or corporation for a vote.
This was evident in their support for the Central American Free Trade
Agreement (CAFTA, a neo-liberal economic policy modeled on NAFTA),
whereby they gained tenuous support for some animal issues, but lent
their support in turn for a "trade agreement" that threatens small
farmers, violates the rights of workers, promotes factory farming
(and thus greater meat and dairy consumption), and favors
transnational corporations that grow wealthy through the plunder of
Do or die
If the animal rights movement is ever to become more than just
another "interest group," if it is to achieve it goals of animal
liberation, and if it is to realize its potential for radically
transforming human identity and society, it will have to study past
social movements and learn from their successes and failures the
environmental movement in particular -- in order to draw the right
lessons and not repeat the same mistakes.
Activists need to be critical of large mainstream organizations,
fight to maintain philosophical and tactical diversity, and
demonstrate the vital importance of grass roots, direct action, and
As frustrated as activists become for far greater degrees of
progress, it is also true that we need patience, foresight, long-term
vision and strategies, and use of non-violent tactics where these are viable.
Where legal and non-violent tactics are not viable, however, where
they are not enough to stop exploiters from killing innocent animals,
it is our duty to use stronger tactics to bring this violence against
animals to an end.
As we would not argue any differently if we were defending human
beings against violence and terrorism, we should apply the same
arguments to animals who have equal rights to life and freedom.
As with past human liberation struggles, any and all tactics that
prove themselves effective in the field of battle must be used for
animal liberation, thus demanding a pluralist and non-dogmatic approach.
For a long time, the direct action community has tolerated the
opprobrium of mainstream organizations like HSUS, which claims that
direct action approaches have discredited the values of the movement
and impeded its progress.
As we consider the level of radical tactics necessary to defend
animals and the earth, and ponder the fallacies that have guided the
animal advocacy movement for too long, maybe it's time to turn the
tables and expose the fallacies and hypocrisies of the mainstream.
The message of the animal rights/liberation movement has nothing to
do with profits, corporations, and fundraising, and everything to do
with a revolutionary transformation of human consciousness and all
existing social institutions.
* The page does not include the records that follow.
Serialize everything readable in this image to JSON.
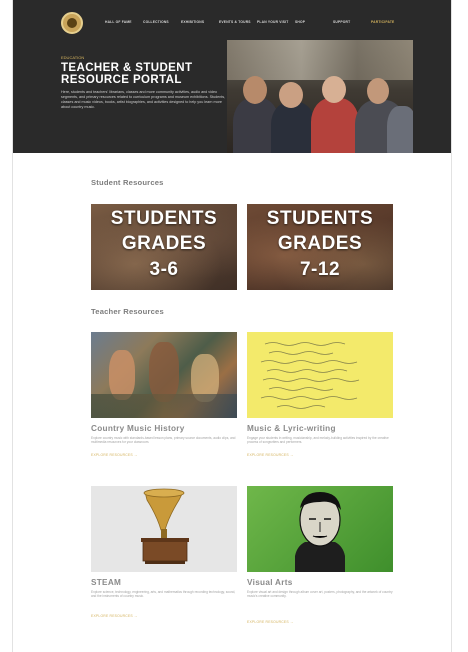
{
  "nav": {
    "items": [
      {
        "label": "Hall of Fame"
      },
      {
        "label": "Collections"
      },
      {
        "label": "Exhibitions"
      },
      {
        "label": "Events & Tours"
      },
      {
        "label": "Plan Your Visit"
      },
      {
        "label": "Shop"
      },
      {
        "label": "Support"
      },
      {
        "label": "Participate"
      }
    ],
    "active_index": 7
  },
  "hero": {
    "kicker": "Education",
    "title": "TEACHER & STUDENT RESOURCE PORTAL",
    "description": "Here, students and teachers' librarians, classes and more community activities, audio and video segments, and primary resources related to curriculum programs and museum exhibitions. Students, classes and music videos, books, artist biographies, and activities designed to help you learn more about country music."
  },
  "student_section": {
    "title": "Student Resources",
    "cards": [
      {
        "line1": "STUDENTS",
        "line2": "GRADES",
        "line3": "3-6"
      },
      {
        "line1": "STUDENTS",
        "line2": "GRADES",
        "line3": "7-12"
      }
    ]
  },
  "teacher_section": {
    "title": "Teacher Resources",
    "cards": [
      {
        "title": "Country Music History",
        "description": "Explore country music with standards-based lesson plans, primary source documents, audio clips, and multimedia resources for your classroom.",
        "link": "Explore Resources →"
      },
      {
        "title": "Music & Lyric-writing",
        "description": "Engage your students in writing, musicianship, and melody-building activities inspired by the creative process of songwriters and performers.",
        "link": "Explore Resources →"
      },
      {
        "title": "STEAM",
        "description": "Explore science, technology, engineering, arts, and mathematics through recording technology, sound, and the instruments of country music.",
        "link": "Explore Resources →"
      },
      {
        "title": "Visual Arts",
        "description": "Explore visual art and design through album cover art, posters, photography, and the artwork of country music's creative community.",
        "link": "Explore Resources →"
      }
    ]
  },
  "colors": {
    "hero_bg": "#2a2a2a",
    "accent_gold": "#d4b35e",
    "heading_gray": "#7d7d7d"
  }
}
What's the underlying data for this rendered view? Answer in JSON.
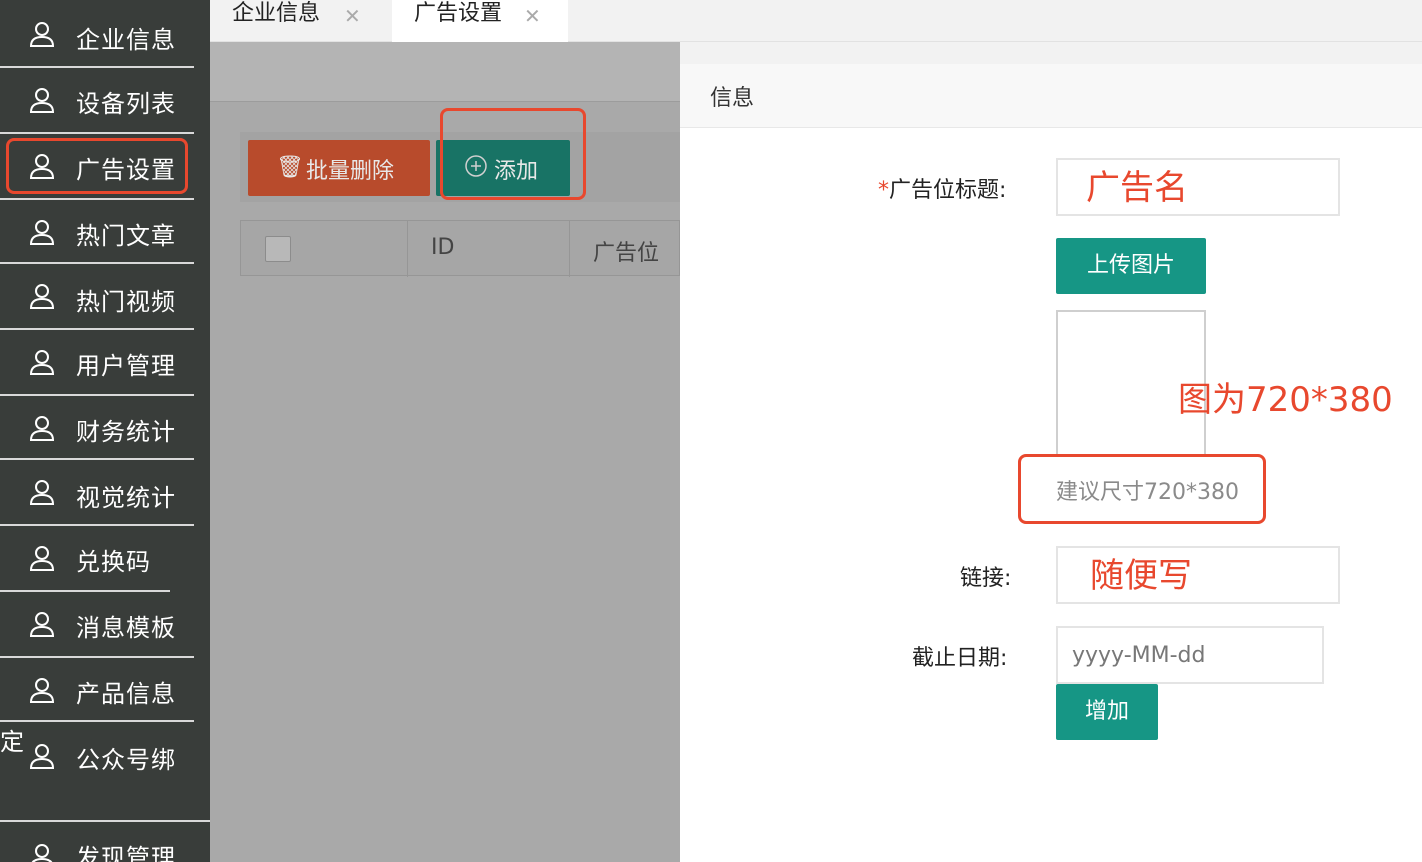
{
  "sidebar": {
    "items": [
      {
        "label": "企业信息"
      },
      {
        "label": "设备列表"
      },
      {
        "label": "广告设置"
      },
      {
        "label": "热门文章"
      },
      {
        "label": "热门视频"
      },
      {
        "label": "用户管理"
      },
      {
        "label": "财务统计"
      },
      {
        "label": "视觉统计"
      },
      {
        "label": "兑换码"
      },
      {
        "label": "消息模板"
      },
      {
        "label": "产品信息"
      },
      {
        "label": "公众号绑"
      },
      {
        "label": "发现管理"
      }
    ],
    "wrap_tail": "定",
    "active_index": 2
  },
  "tabs": [
    {
      "label": "企业信息"
    },
    {
      "label": "广告设置"
    }
  ],
  "toolbar": {
    "delete_label": "批量删除",
    "add_label": "添加"
  },
  "grid": {
    "columns": [
      "ID",
      "广告位"
    ]
  },
  "dialog": {
    "title": "信息",
    "title_field_label": "广告位标题:",
    "required_mark": "*",
    "upload_label": "上传图片",
    "size_hint": "建议尺寸720*380",
    "link_label": "链接:",
    "deadline_label": "截止日期:",
    "deadline_placeholder": "yyyy-MM-dd",
    "submit_label": "增加"
  },
  "annotations": {
    "title_note": "广告名",
    "image_note": "图为720*380",
    "link_note": "随便写"
  },
  "colors": {
    "sidebar_bg": "#393d3a",
    "highlight": "#e8482e",
    "primary": "#169685",
    "danger": "#b84b2c"
  }
}
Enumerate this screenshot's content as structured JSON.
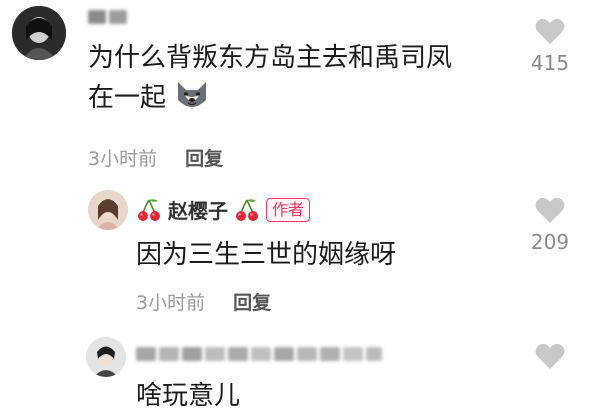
{
  "comments": [
    {
      "text_line1": "为什么背叛东方岛主去和禹司凤",
      "text_line2": "在一起",
      "emoji": "husky-dog-emoji",
      "time": "3小时前",
      "reply_label": "回复",
      "likes": "415"
    },
    {
      "author": "赵樱子",
      "author_badge": "作者",
      "decor_icon": "cherry-icon",
      "text": "因为三生三世的姻缘呀",
      "time": "3小时前",
      "reply_label": "回复",
      "likes": "209"
    },
    {
      "text": "啥玩意儿",
      "likes": ""
    }
  ],
  "colors": {
    "accent": "#ff3366",
    "like_icon": "#c8c8c8",
    "meta_text": "#9a9a9a"
  }
}
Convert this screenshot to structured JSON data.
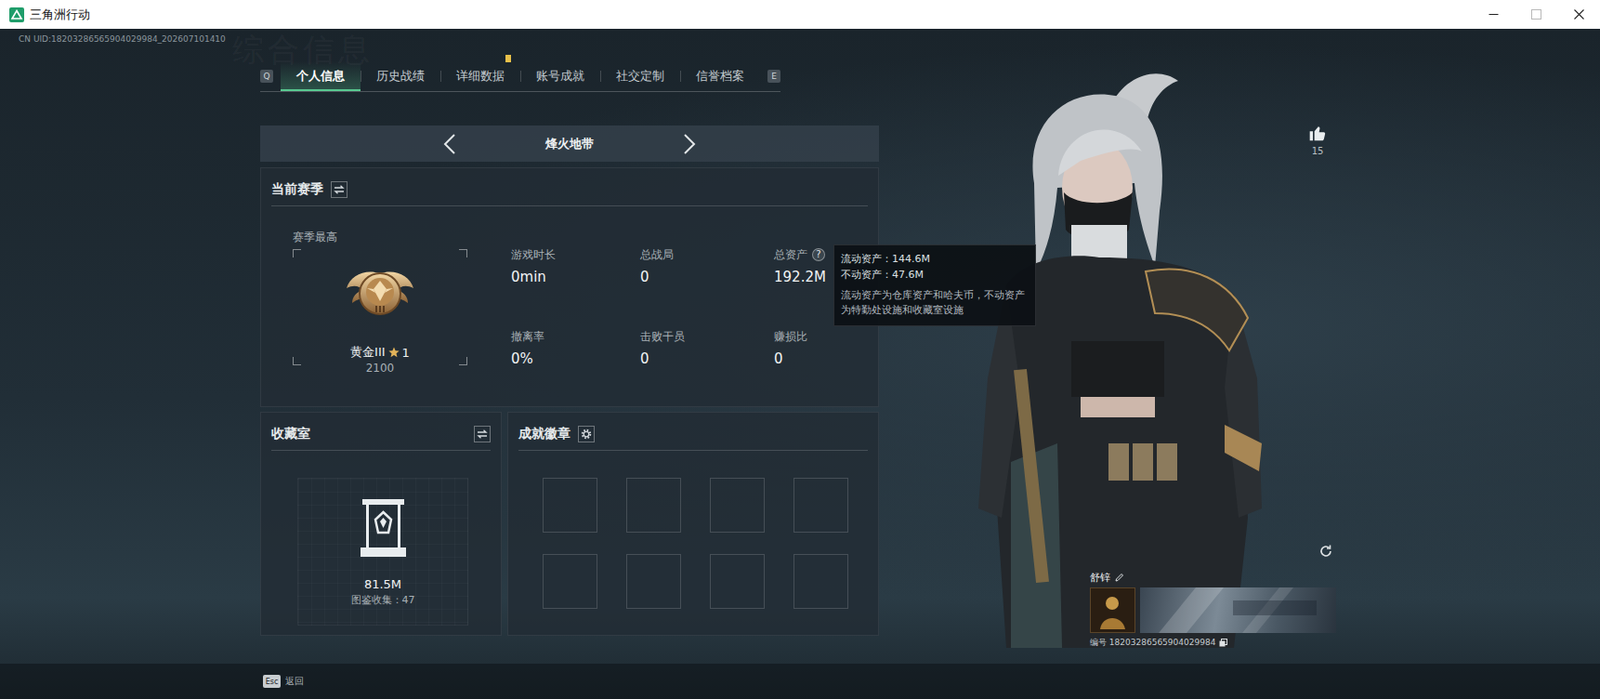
{
  "window": {
    "title": "三角洲行动"
  },
  "header": {
    "uid": "CN UID:18203286565904029984_202607101410",
    "watermark": "综合信息"
  },
  "tab_keys": {
    "prev": "Q",
    "next": "E"
  },
  "tabs": [
    {
      "label": "个人信息",
      "selected": true,
      "notify": false
    },
    {
      "label": "历史战绩",
      "selected": false,
      "notify": false
    },
    {
      "label": "详细数据",
      "selected": false,
      "notify": true
    },
    {
      "label": "账号成就",
      "selected": false,
      "notify": false
    },
    {
      "label": "社交定制",
      "selected": false,
      "notify": false
    },
    {
      "label": "信誉档案",
      "selected": false,
      "notify": false
    }
  ],
  "mode": {
    "label": "烽火地带"
  },
  "season": {
    "title": "当前赛季",
    "best_label": "赛季最高",
    "rank": "黄金III",
    "star_count": "1",
    "score": "2100",
    "stats": [
      {
        "label": "游戏时长",
        "value": "0min"
      },
      {
        "label": "总战局",
        "value": "0"
      },
      {
        "label": "总资产",
        "value": "192.2M",
        "help": "?"
      },
      {
        "label": "撤离率",
        "value": "0%"
      },
      {
        "label": "击败干员",
        "value": "0"
      },
      {
        "label": "赚损比",
        "value": "0"
      }
    ]
  },
  "tooltip": {
    "lines": [
      "流动资产：144.6M",
      "不动资产：47.6M"
    ],
    "note": "流动资产为仓库资产和哈夫币，不动资产为特勤处设施和收藏室设施"
  },
  "collection": {
    "title": "收藏室",
    "value": "81.5M",
    "catalog": "图鉴收集：47"
  },
  "achievements": {
    "title": "成就徽章",
    "slots": [
      {
        "filled": false
      },
      {
        "filled": false
      },
      {
        "filled": false
      },
      {
        "filled": false
      },
      {
        "filled": false
      },
      {
        "filled": false
      },
      {
        "filled": false
      },
      {
        "filled": false
      }
    ]
  },
  "likes": {
    "count": "15"
  },
  "player": {
    "name": "舒锌",
    "id": "编号 18203286565904029984"
  },
  "footer": {
    "key": "Esc",
    "label": "返回"
  }
}
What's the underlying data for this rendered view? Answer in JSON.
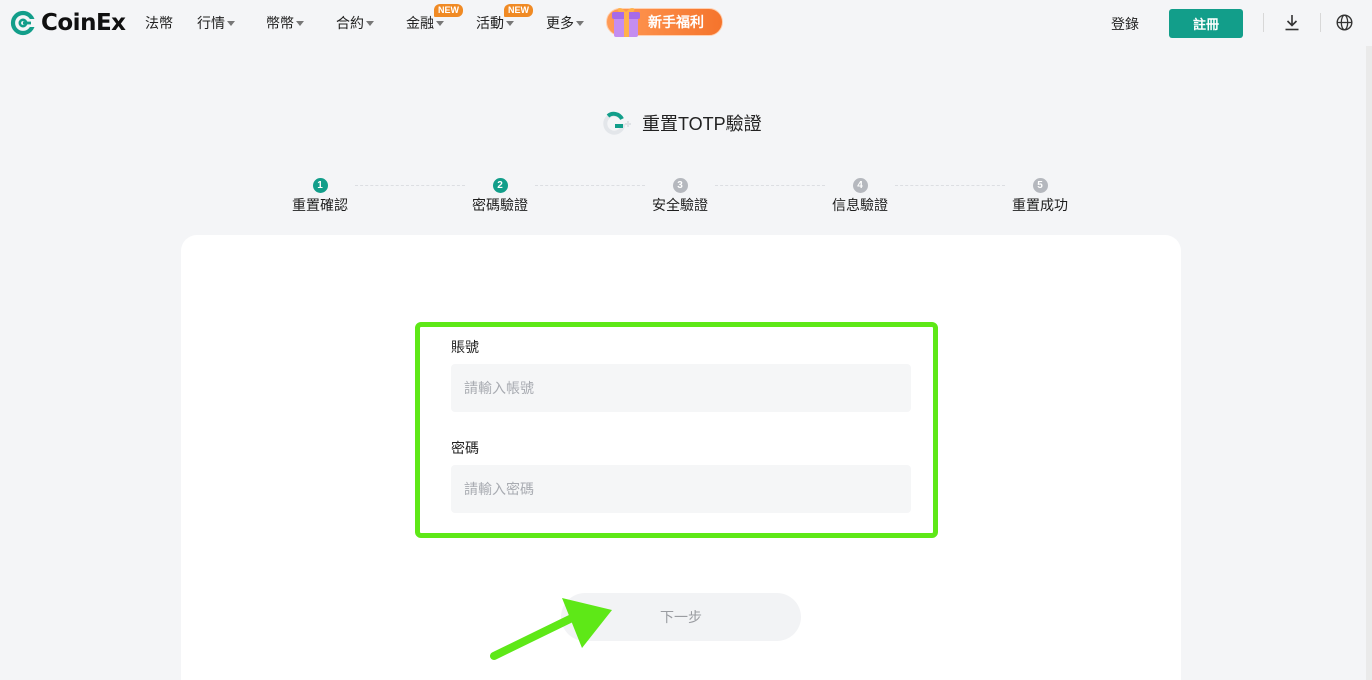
{
  "header": {
    "logo_text": "CoinEx",
    "nav": [
      {
        "label": "法幣",
        "caret": false,
        "badge": ""
      },
      {
        "label": "行情",
        "caret": true,
        "badge": ""
      },
      {
        "label": "幣幣",
        "caret": true,
        "badge": ""
      },
      {
        "label": "合約",
        "caret": true,
        "badge": ""
      },
      {
        "label": "金融",
        "caret": true,
        "badge": "NEW"
      },
      {
        "label": "活動",
        "caret": true,
        "badge": "NEW"
      },
      {
        "label": "更多",
        "caret": true,
        "badge": ""
      }
    ],
    "promo_label": "新手福利",
    "login_label": "登錄",
    "register_label": "註冊",
    "icons": [
      "download-icon",
      "globe-icon"
    ]
  },
  "page": {
    "title": "重置TOTP驗證",
    "title_icon": "google-authenticator-icon"
  },
  "steps": [
    {
      "num": "1",
      "label": "重置確認",
      "active": true
    },
    {
      "num": "2",
      "label": "密碼驗證",
      "active": true
    },
    {
      "num": "3",
      "label": "安全驗證",
      "active": false
    },
    {
      "num": "4",
      "label": "信息驗證",
      "active": false
    },
    {
      "num": "5",
      "label": "重置成功",
      "active": false
    }
  ],
  "form": {
    "account_label": "賬號",
    "account_placeholder": "請輸入帳號",
    "account_value": "",
    "password_label": "密碼",
    "password_placeholder": "請輸入密碼",
    "password_value": "",
    "next_label": "下一步"
  },
  "colors": {
    "brand": "#129e8a",
    "promo": "#f5742c",
    "badge": "#f08a24",
    "highlight": "#5ee817",
    "step_inactive": "#b5b8be"
  }
}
Dr Steven Best is an Associate Professor of Humanities and Philosophy
at the University of Texas, El Paso. For 25 years he has researched,
taught, lectured, and published in areas such as philosophy,
literature, social and political theory, cultural studies, film and
mass media, science and technology studies, politics, terrorism and
peace/security studies, and ethics (with a focus on animal rights,
environmentalism, and biotechnology). He is the author and editor of
10 books and is currently completing a new book, Animal Liberation
and Moral Progress: The Struggle for Human Evolution.